What to work on
Pick out every line in the data below that holds "true".

═════ Source material ═════

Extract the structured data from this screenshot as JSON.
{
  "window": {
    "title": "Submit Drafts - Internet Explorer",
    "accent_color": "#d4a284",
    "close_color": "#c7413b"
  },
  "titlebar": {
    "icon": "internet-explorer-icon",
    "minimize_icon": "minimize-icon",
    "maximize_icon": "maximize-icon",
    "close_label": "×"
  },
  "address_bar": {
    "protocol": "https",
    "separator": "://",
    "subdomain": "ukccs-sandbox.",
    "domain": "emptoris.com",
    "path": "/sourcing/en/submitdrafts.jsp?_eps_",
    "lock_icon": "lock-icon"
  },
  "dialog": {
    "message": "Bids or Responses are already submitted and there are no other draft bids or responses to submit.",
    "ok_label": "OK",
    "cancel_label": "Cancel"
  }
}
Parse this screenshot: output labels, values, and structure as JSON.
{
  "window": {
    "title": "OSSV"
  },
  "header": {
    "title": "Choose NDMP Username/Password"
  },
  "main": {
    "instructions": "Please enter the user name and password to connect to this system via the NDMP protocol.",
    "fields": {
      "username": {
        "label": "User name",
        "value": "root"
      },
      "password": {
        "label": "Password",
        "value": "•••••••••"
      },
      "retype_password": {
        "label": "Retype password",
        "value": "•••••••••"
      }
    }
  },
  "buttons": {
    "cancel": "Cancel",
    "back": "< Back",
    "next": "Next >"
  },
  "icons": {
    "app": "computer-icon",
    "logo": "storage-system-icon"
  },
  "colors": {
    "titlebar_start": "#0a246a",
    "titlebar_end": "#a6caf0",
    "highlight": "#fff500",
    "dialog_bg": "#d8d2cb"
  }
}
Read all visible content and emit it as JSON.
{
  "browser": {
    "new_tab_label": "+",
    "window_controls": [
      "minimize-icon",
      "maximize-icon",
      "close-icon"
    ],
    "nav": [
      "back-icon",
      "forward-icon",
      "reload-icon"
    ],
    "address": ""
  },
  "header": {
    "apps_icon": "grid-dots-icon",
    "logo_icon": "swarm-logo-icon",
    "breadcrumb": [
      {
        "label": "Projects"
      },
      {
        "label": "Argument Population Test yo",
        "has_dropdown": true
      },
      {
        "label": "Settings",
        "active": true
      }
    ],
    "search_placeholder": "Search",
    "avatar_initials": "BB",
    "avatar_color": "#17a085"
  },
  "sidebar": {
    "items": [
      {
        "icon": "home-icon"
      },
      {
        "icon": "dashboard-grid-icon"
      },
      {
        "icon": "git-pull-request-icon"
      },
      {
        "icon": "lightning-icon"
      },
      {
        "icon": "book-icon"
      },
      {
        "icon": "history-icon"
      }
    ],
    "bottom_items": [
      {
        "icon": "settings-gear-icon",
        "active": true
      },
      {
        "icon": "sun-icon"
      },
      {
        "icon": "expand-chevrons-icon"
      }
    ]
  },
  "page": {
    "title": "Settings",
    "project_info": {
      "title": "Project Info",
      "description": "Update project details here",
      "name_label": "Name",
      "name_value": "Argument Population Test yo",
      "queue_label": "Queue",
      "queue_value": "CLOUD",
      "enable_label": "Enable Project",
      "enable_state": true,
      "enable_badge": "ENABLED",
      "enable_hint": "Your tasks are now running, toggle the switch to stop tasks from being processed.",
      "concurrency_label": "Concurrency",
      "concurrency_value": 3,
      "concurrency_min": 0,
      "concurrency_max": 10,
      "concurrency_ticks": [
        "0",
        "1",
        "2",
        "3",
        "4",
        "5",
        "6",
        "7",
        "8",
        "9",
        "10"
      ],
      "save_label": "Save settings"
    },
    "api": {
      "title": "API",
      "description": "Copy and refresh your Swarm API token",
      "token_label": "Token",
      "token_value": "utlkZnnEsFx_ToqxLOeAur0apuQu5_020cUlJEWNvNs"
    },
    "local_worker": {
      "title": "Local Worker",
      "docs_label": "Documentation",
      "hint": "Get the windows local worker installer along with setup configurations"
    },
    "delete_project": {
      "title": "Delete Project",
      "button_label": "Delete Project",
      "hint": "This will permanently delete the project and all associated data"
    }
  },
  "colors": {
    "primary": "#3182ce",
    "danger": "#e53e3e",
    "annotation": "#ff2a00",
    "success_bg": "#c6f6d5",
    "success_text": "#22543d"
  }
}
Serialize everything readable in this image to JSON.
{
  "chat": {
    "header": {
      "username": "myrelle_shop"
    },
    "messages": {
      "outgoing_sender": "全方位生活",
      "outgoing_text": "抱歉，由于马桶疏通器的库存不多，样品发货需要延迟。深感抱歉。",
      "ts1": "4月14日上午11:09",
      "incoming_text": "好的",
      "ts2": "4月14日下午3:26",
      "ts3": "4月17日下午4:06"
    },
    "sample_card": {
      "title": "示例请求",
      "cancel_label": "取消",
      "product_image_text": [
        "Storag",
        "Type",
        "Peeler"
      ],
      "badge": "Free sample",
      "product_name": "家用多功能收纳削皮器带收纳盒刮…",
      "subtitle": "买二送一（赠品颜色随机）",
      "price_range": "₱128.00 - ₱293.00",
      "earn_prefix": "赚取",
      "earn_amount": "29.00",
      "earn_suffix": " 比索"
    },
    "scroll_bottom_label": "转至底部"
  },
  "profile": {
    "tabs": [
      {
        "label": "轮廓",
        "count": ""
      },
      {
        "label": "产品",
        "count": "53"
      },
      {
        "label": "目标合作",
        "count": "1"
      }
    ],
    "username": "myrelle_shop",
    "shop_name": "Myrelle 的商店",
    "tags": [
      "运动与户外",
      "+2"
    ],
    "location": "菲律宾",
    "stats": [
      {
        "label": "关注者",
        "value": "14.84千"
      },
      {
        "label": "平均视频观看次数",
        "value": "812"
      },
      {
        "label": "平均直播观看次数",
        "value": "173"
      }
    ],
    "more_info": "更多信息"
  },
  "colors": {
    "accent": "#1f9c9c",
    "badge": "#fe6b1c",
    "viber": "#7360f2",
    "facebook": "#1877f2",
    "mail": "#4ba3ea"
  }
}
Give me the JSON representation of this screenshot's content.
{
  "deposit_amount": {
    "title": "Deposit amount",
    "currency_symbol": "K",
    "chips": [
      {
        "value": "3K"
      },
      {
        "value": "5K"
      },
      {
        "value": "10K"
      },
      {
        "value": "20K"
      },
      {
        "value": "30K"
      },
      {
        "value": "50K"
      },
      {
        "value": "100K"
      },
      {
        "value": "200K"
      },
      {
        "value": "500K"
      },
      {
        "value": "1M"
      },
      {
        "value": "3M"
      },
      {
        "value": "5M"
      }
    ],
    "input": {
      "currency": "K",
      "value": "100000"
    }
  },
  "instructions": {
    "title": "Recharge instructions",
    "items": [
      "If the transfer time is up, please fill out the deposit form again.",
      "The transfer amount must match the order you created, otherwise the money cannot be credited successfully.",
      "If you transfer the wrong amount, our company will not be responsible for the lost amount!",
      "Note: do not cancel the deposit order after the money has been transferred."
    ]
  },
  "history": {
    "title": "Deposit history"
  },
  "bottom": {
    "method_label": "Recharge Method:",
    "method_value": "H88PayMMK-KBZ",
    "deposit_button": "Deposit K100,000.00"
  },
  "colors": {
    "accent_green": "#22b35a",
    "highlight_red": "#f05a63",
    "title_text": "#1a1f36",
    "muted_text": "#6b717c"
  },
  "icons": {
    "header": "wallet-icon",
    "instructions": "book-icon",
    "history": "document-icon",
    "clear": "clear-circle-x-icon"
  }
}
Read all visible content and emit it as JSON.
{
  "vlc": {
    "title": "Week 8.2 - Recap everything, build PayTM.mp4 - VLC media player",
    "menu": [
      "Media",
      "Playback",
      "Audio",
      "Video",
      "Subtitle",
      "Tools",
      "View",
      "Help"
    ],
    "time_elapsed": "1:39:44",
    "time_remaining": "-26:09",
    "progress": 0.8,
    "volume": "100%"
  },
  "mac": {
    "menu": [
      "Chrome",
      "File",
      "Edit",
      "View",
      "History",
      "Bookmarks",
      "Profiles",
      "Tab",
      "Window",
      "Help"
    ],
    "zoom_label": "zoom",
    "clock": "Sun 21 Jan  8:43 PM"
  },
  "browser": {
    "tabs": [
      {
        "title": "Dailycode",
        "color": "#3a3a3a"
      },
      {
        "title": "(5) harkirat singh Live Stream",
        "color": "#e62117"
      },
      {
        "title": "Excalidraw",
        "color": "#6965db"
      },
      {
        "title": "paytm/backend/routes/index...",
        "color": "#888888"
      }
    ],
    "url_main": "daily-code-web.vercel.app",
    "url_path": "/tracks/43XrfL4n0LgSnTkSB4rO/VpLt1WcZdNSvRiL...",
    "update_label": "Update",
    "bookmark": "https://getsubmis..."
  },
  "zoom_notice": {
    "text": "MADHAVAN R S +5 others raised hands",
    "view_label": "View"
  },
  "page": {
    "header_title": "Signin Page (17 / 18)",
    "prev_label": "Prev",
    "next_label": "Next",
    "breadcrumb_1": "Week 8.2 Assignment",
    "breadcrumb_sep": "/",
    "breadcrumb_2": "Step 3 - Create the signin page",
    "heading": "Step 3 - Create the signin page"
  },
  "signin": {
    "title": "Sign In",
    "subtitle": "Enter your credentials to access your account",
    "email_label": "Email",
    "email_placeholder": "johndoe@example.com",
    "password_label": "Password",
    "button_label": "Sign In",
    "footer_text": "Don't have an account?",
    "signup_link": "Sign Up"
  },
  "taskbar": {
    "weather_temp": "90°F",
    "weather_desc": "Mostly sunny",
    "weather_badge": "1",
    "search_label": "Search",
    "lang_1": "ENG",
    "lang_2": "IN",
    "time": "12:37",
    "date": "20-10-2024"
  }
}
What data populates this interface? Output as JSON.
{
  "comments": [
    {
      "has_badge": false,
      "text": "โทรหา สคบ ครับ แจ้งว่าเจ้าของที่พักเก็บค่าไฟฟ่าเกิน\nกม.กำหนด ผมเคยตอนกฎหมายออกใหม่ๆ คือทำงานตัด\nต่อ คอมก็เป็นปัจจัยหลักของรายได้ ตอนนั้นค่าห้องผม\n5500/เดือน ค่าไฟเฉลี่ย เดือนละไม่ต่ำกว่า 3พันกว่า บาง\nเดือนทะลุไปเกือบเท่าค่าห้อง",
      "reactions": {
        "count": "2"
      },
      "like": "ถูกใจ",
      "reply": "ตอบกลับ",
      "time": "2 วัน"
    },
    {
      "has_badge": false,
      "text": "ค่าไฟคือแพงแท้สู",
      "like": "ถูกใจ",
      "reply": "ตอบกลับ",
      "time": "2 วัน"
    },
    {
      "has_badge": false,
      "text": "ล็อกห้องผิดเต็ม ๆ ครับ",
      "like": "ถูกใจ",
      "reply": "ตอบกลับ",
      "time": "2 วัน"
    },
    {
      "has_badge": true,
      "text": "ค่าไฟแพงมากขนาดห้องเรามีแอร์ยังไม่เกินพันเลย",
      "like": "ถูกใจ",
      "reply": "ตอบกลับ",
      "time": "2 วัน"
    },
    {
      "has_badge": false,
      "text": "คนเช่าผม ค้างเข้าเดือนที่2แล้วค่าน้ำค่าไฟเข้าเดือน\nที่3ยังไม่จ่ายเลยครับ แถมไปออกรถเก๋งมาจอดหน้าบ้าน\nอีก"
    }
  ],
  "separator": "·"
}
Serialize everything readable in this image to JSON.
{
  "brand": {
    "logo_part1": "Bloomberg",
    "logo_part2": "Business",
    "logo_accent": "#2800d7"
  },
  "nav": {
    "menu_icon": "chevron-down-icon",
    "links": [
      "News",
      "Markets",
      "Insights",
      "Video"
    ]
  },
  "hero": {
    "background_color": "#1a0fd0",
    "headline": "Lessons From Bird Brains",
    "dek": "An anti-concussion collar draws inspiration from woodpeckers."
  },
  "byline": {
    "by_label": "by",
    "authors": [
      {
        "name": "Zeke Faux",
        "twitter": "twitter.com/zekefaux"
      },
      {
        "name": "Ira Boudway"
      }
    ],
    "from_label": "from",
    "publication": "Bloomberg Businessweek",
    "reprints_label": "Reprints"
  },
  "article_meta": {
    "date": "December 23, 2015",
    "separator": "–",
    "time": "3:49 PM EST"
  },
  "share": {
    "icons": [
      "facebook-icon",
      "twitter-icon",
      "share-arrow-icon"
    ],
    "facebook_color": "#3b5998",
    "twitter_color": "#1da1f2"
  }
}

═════

Your solution
        "has_dropdown": true
        "active": true
        "active": true
      "enable_state": true,
      "has_badge": true,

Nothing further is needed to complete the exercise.